**Task to carry out:** Work out how many lines of the listing below include the string "LockerProximityTrigger", and give that number alone.

**Data for this task:**
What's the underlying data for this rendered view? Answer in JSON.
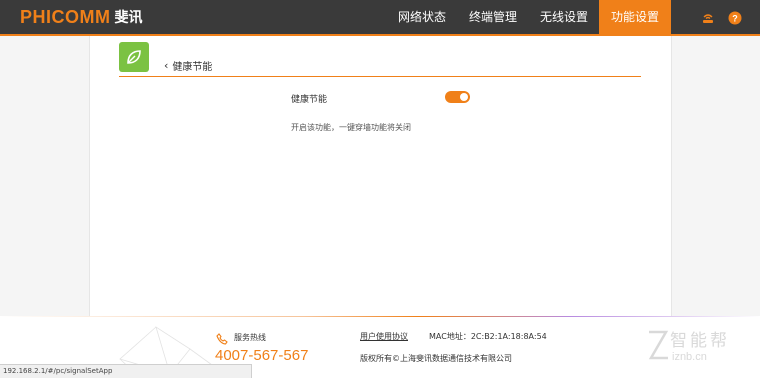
{
  "brand": {
    "logo": "PHICOMM",
    "logo_cn": "斐讯"
  },
  "nav": [
    {
      "label": "网络状态"
    },
    {
      "label": "终端管理"
    },
    {
      "label": "无线设置"
    },
    {
      "label": "功能设置"
    }
  ],
  "nav_active": "功能设置",
  "icons": [
    "router-icon",
    "help-icon",
    "leaf-icon",
    "chevron-left-icon",
    "phone-icon"
  ],
  "page": {
    "back_title": "健康节能",
    "setting_label": "健康节能",
    "toggle_on": true,
    "hint": "开启该功能，一键穿墙功能将关闭"
  },
  "footer": {
    "hotline_label": "服务热线",
    "hotline_number": "4007-567-567",
    "agreement": "用户使用协议",
    "mac": "MAC地址：2C:B2:1A:18:8A:54",
    "copyright": "版权所有©上海斐讯数据通信技术有限公司"
  },
  "watermark": {
    "text": "智能帮",
    "url": "iznb.cn"
  },
  "status_url": "192.168.2.1/#/pc/signalSetApp",
  "colors": {
    "accent": "#f08019",
    "topbar": "#3a3a3a",
    "leaf_green": "#7bc242"
  }
}
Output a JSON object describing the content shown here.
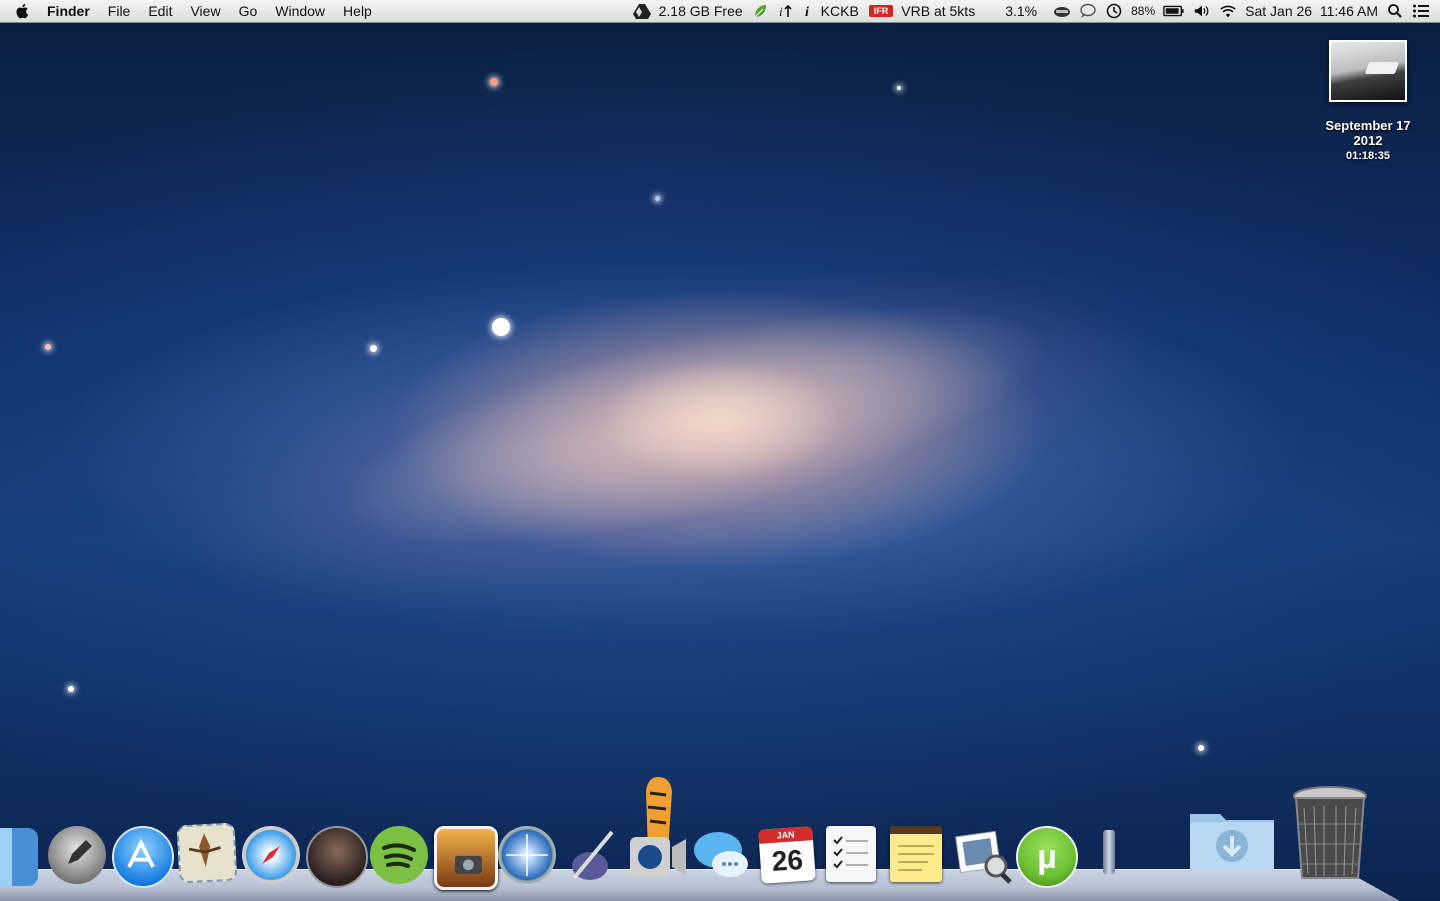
{
  "menubar": {
    "app_name": "Finder",
    "menus": [
      "File",
      "Edit",
      "View",
      "Go",
      "Window",
      "Help"
    ],
    "status": {
      "disk_free": "2.18 GB Free",
      "airport": "KCKB",
      "flight_rules": "IFR",
      "wind": "VRB at 5kts",
      "cpu": "3.1%",
      "battery": "88%",
      "datetime": "Sat Jan 26  11:46 AM"
    }
  },
  "desktop": {
    "file": {
      "name_line1": "September 17",
      "name_line2": "2012",
      "subtitle": "01:18:35"
    }
  },
  "dock": {
    "calendar": {
      "month": "JAN",
      "day": "26"
    },
    "apps": [
      "finder-icon",
      "launchpad-icon",
      "app-store-icon",
      "mail-icon",
      "safari-icon",
      "album-art-app-icon",
      "spotify-icon",
      "iphoto-icon",
      "network-utility-icon",
      "script-editor-icon",
      "facetime-icon",
      "messages-icon",
      "calendar-icon",
      "reminders-icon",
      "notes-icon",
      "preview-icon",
      "utorrent-icon"
    ],
    "stacks": [
      "downloads-folder-icon",
      "trash-icon"
    ]
  },
  "colors": {
    "menubar_bg": "#e6e6e6",
    "ifr_badge": "#d8231e",
    "spotify": "#7ac043",
    "utorrent": "#6bbf32",
    "safari_blue": "#1a7fe0"
  }
}
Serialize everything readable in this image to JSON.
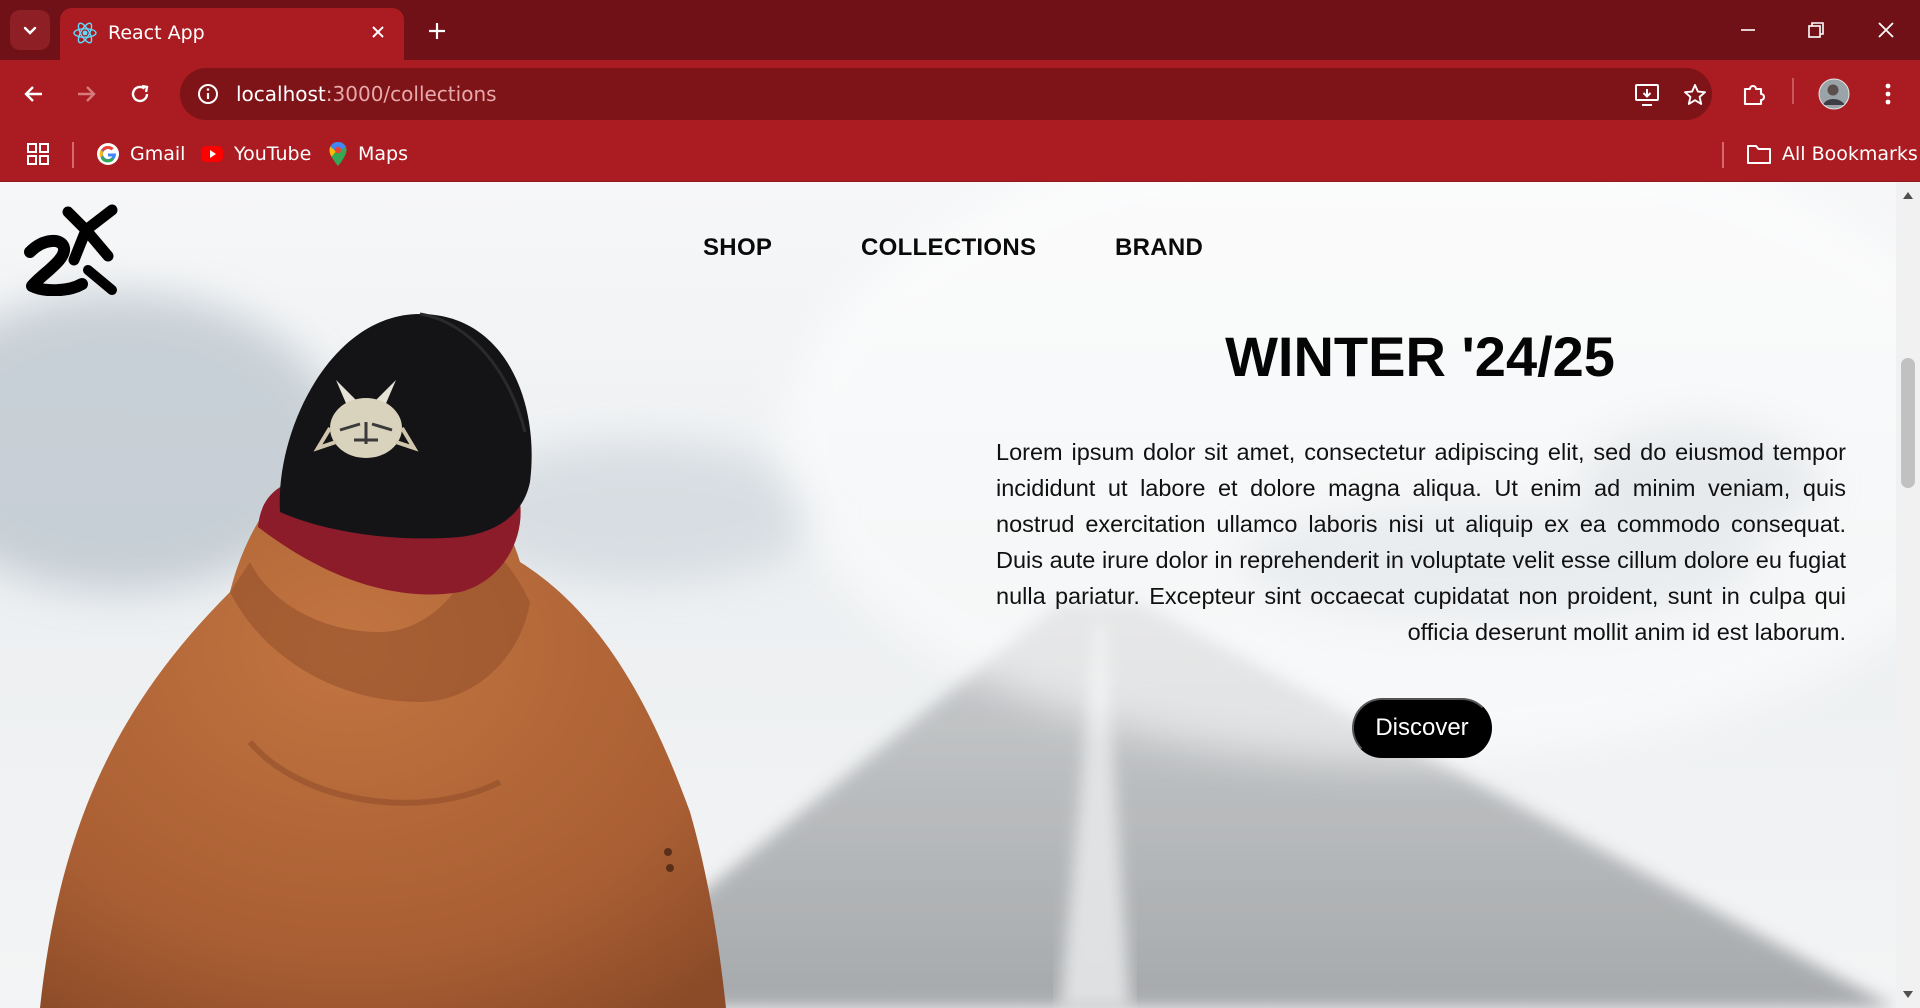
{
  "browser": {
    "tab": {
      "title": "React App"
    },
    "address": {
      "host": "localhost",
      "path": ":3000/collections"
    },
    "bookmarks": [
      {
        "label": "Gmail",
        "icon": "google-icon"
      },
      {
        "label": "YouTube",
        "icon": "youtube-icon"
      },
      {
        "label": "Maps",
        "icon": "maps-icon"
      }
    ],
    "all_bookmarks": "All Bookmarks"
  },
  "site": {
    "logo": "zx-logo",
    "nav": {
      "shop": "SHOP",
      "collections": "COLLECTIONS",
      "brand": "BRAND"
    },
    "hero": {
      "title": "WINTER '24/25",
      "text": "Lorem ipsum dolor sit amet, consectetur adipiscing elit, sed do eiusmod tempor incididunt ut labore et dolore magna aliqua. Ut enim ad minim veniam, quis nostrud exercitation ullamco laboris nisi ut aliquip ex ea commodo consequat. Duis aute irure dolor in reprehenderit in voluptate velit esse cillum dolore eu fugiat nulla pariatur. Excepteur sint occaecat cupidatat non proident, sunt in culpa qui officia deserunt mollit anim id est laborum.",
      "cta": "Discover"
    }
  },
  "colors": {
    "tabstrip": "#6f1116",
    "toolbar": "#ab1c22",
    "omnibox": "#7e1318",
    "hoodie": "#b5683a",
    "cap": "#141417",
    "cap_brim": "#8c1c2a"
  }
}
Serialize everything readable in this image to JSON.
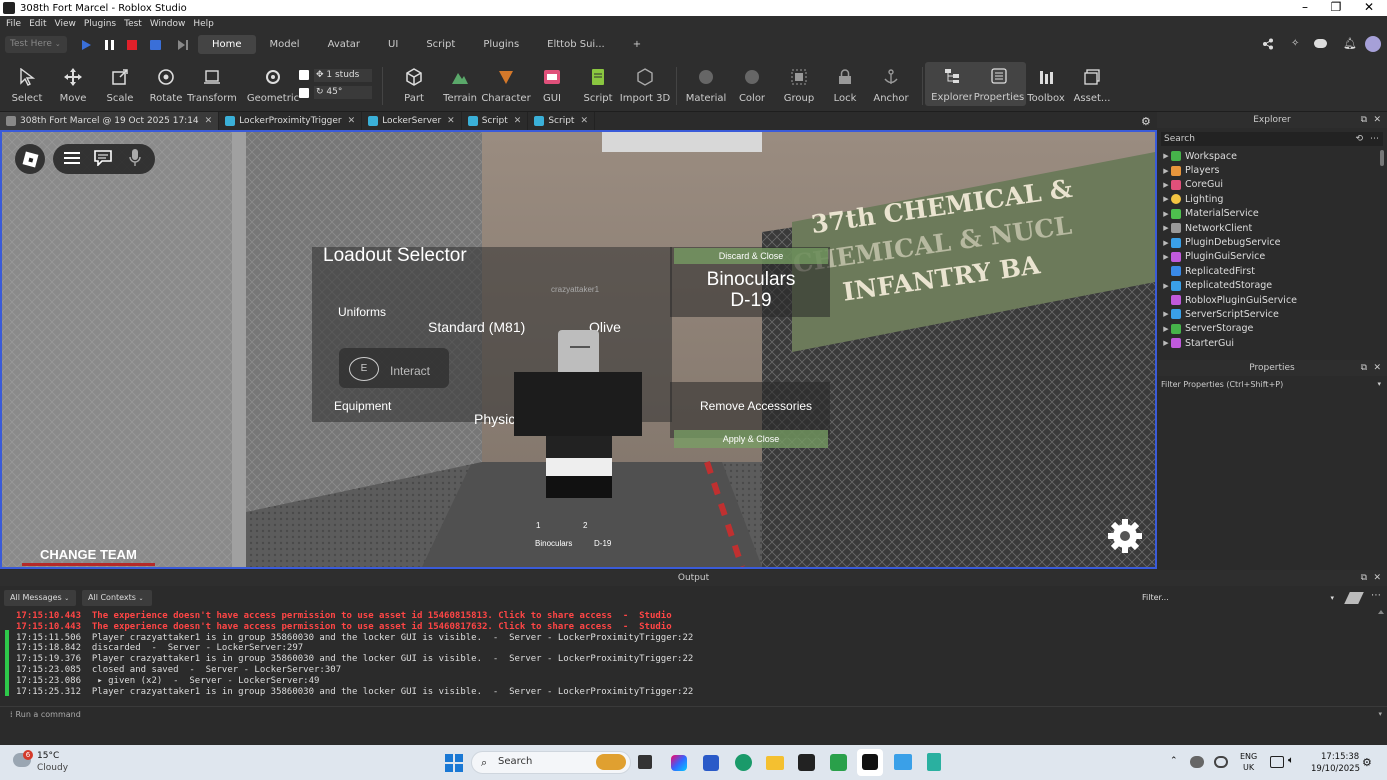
{
  "window": {
    "title": "308th Fort Marcel - Roblox Studio"
  },
  "menu": [
    "File",
    "Edit",
    "View",
    "Plugins",
    "Test",
    "Window",
    "Help"
  ],
  "ribbon": {
    "test_mode": "Test Here",
    "tabs": [
      "Home",
      "Model",
      "Avatar",
      "UI",
      "Script",
      "Plugins",
      "Elttob Sui...",
      "+"
    ]
  },
  "tools": {
    "select": "Select",
    "move": "Move",
    "scale": "Scale",
    "rotate": "Rotate",
    "transform": "Transform",
    "geometric": "Geometric",
    "studs": "1 studs",
    "degrees": "45°",
    "part": "Part",
    "terrain": "Terrain",
    "character": "Character",
    "gui": "GUI",
    "script": "Script",
    "import3d": "Import 3D",
    "material": "Material",
    "color": "Color",
    "group": "Group",
    "lock": "Lock",
    "anchor": "Anchor",
    "explorer": "Explorer",
    "properties": "Properties",
    "toolbox": "Toolbox",
    "assets": "Asset..."
  },
  "doc_tabs": [
    "308th Fort Marcel @ 19 Oct 2025 17:14",
    "LockerProximityTrigger",
    "LockerServer",
    "Script",
    "Script"
  ],
  "game": {
    "title": "Loadout Selector",
    "uniforms": "Uniforms",
    "equipment": "Equipment",
    "uniform_value": "Standard (M81)",
    "color_value": "Olive",
    "pt": "Physical Training (PT)",
    "discard": "Discard & Close",
    "apply": "Apply & Close",
    "remove": "Remove Accessories",
    "selected_item_line1": "Binoculars",
    "selected_item_line2": "D-19",
    "interact": "Interact",
    "interact_key": "E",
    "player_name": "crazyattaker1",
    "slot1_num": "1",
    "slot2_num": "2",
    "slot1_label": "Binoculars",
    "slot2_label": "D-19",
    "change_team": "CHANGE TEAM",
    "banner_line1": "37th CHEMICAL &",
    "banner_line2": "CHEMICAL & NUCL",
    "banner_line3": "INFANTRY BA"
  },
  "explorer": {
    "title": "Explorer",
    "search": "Search",
    "items": [
      {
        "name": "Workspace",
        "color": "#46b34a"
      },
      {
        "name": "Players",
        "color": "#e8963c"
      },
      {
        "name": "CoreGui",
        "color": "#e0507a"
      },
      {
        "name": "Lighting",
        "color": "#f4c542"
      },
      {
        "name": "MaterialService",
        "color": "#4ec04e"
      },
      {
        "name": "NetworkClient",
        "color": "#9a9a9a"
      },
      {
        "name": "PluginDebugService",
        "color": "#3aa0e8"
      },
      {
        "name": "PluginGuiService",
        "color": "#c05adc"
      },
      {
        "name": "ReplicatedFirst",
        "color": "#3a8ae8"
      },
      {
        "name": "ReplicatedStorage",
        "color": "#3aa0e8"
      },
      {
        "name": "RobloxPluginGuiService",
        "color": "#c05adc"
      },
      {
        "name": "ServerScriptService",
        "color": "#3aa0e8"
      },
      {
        "name": "ServerStorage",
        "color": "#46b34a"
      },
      {
        "name": "StarterGui",
        "color": "#c05adc"
      }
    ]
  },
  "properties": {
    "title": "Properties",
    "filter": "Filter Properties (Ctrl+Shift+P)"
  },
  "output": {
    "title": "Output",
    "all_messages": "All Messages",
    "all_contexts": "All Contexts",
    "filter": "Filter...",
    "lines": [
      {
        "t": "17:15:10.443  The experience doesn't have access permission to use asset id 15460815813. Click to share access  -  Studio",
        "err": true
      },
      {
        "t": "17:15:10.443  The experience doesn't have access permission to use asset id 15460817632. Click to share access  -  Studio",
        "err": true
      },
      {
        "t": "17:15:11.506  Player crazyattaker1 is in group 35860030 and the locker GUI is visible.  -  Server - LockerProximityTrigger:22",
        "err": false
      },
      {
        "t": "17:15:18.842  discarded  -  Server - LockerServer:297",
        "err": false
      },
      {
        "t": "17:15:19.376  Player crazyattaker1 is in group 35860030 and the locker GUI is visible.  -  Server - LockerProximityTrigger:22",
        "err": false
      },
      {
        "t": "17:15:23.085  closed and saved  -  Server - LockerServer:307",
        "err": false
      },
      {
        "t": "17:15:23.086   ▸ given (x2)  -  Server - LockerServer:49",
        "err": false
      },
      {
        "t": "17:15:25.312  Player crazyattaker1 is in group 35860030 and the locker GUI is visible.  -  Server - LockerProximityTrigger:22",
        "err": false
      }
    ],
    "command": "Run a command"
  },
  "taskbar": {
    "temp": "15°C",
    "weather": "Cloudy",
    "badge": "6",
    "search": "Search",
    "lang1": "ENG",
    "lang2": "UK",
    "time": "17:15:38",
    "date": "19/10/2025"
  }
}
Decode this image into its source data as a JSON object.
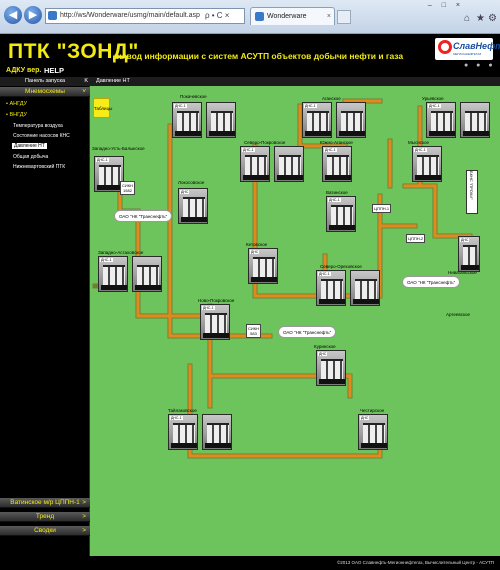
{
  "browser": {
    "address": "http://ws/Wonderware/usmg/main/default.asp",
    "address_tools": "ρ • C ×",
    "tab_title": "Wonderware",
    "tab_close": "×",
    "window_controls": "– □ ×"
  },
  "header": {
    "title": "ПТК \"ЗОНД\"",
    "subtitle": "вывод информации с систем АСУТП объектов добычи нефти и газа",
    "logo_text": "СлавНефть",
    "logo_sub": "МЕГИОННЕФТЕГАЗ",
    "icons": "● ● ●"
  },
  "menu": {
    "adku": "АДКУ вер.",
    "help": "HELP"
  },
  "sidebar": {
    "panel_title": "Панель запуска",
    "panel_k": "K",
    "section_mnemo": "Мнемосхемы",
    "group1": "• АНГДУ",
    "group2": "• ВНГДУ",
    "items": [
      "Температура воздуха",
      "Состояние насосов КНС",
      "Давление НТ",
      "Общая добыча",
      "Нижневартовский ПТК"
    ],
    "bottom": [
      "Ватинское м/р ЦППН-1",
      "Тренд",
      "Сводки"
    ],
    "arrow": ">"
  },
  "content": {
    "title": "Давление НТ",
    "tables_button": "Таблицы",
    "status": "©2013 ОАО Славнефть-Мегионнефтегаз, Вычислительный Центр - АСУТП"
  },
  "stations": [
    {
      "name": "Покачевское",
      "label": "ДНС-1"
    },
    {
      "name": "Аганское",
      "label": "ДНС-1"
    },
    {
      "name": "Урьевское",
      "label": "ДНС-1"
    },
    {
      "name": "Западно-Усть-Балыкское",
      "label": "ДНС-1"
    },
    {
      "name": "Северо-Покровское",
      "label": "ДНС-1"
    },
    {
      "name": "Южно-Аганское",
      "label": "ДНС-1"
    },
    {
      "name": "Мысиское",
      "label": "ДНС-1"
    },
    {
      "name": "Локосовское",
      "label": "ДНС"
    },
    {
      "name": "Ватинское",
      "label": "ДНС-1"
    },
    {
      "name": "Нивагальское",
      "label": "ДНС"
    },
    {
      "name": "Западно-Астаховское",
      "label": "ДНС-1"
    },
    {
      "name": "Кетовское",
      "label": "ДНС"
    },
    {
      "name": "Северо-Ореховское",
      "label": "ДНС-1"
    },
    {
      "name": "Артеевское",
      "label": "ДНС"
    },
    {
      "name": "Ново-Покровское",
      "label": "ДНС-1"
    },
    {
      "name": "Куринское",
      "label": "ДНС"
    },
    {
      "name": "Тайлаковское",
      "label": "ДНС-1"
    },
    {
      "name": "Честирское",
      "label": "ДНС"
    },
    {
      "name": "",
      "label": "ДНС"
    }
  ],
  "pills": [
    "ОАО \"НК \"Транснефть\"",
    "ОАО \"НК \"Транснефть\"",
    "ОАО \"НК \"Транснефть\""
  ],
  "smesh": [
    {
      "label": "СИКН",
      "value": "1582"
    },
    {
      "label": "СИКН",
      "value": "583"
    },
    {
      "label": "СИКН",
      "value": "–"
    }
  ],
  "cpps": [
    "ЦППН-1"
  ],
  "bkns": "БКНС \"ПРОХИ\"",
  "cpps2": "ЦППН-2"
}
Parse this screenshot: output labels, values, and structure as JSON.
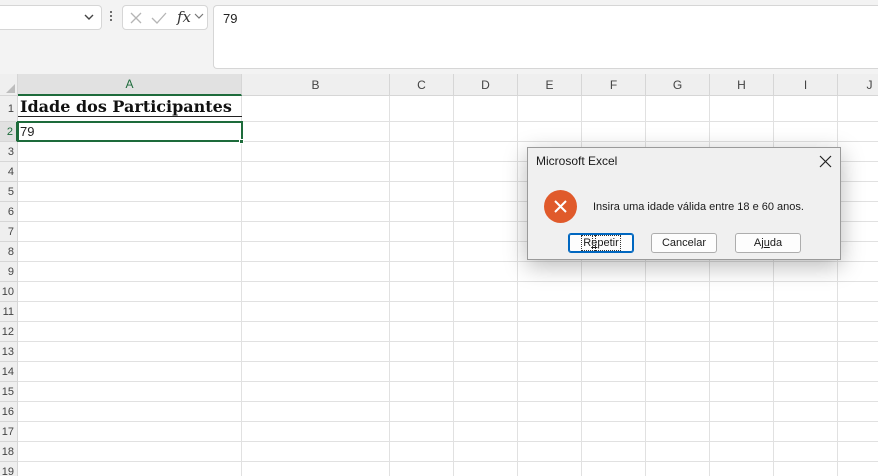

**Response:** 4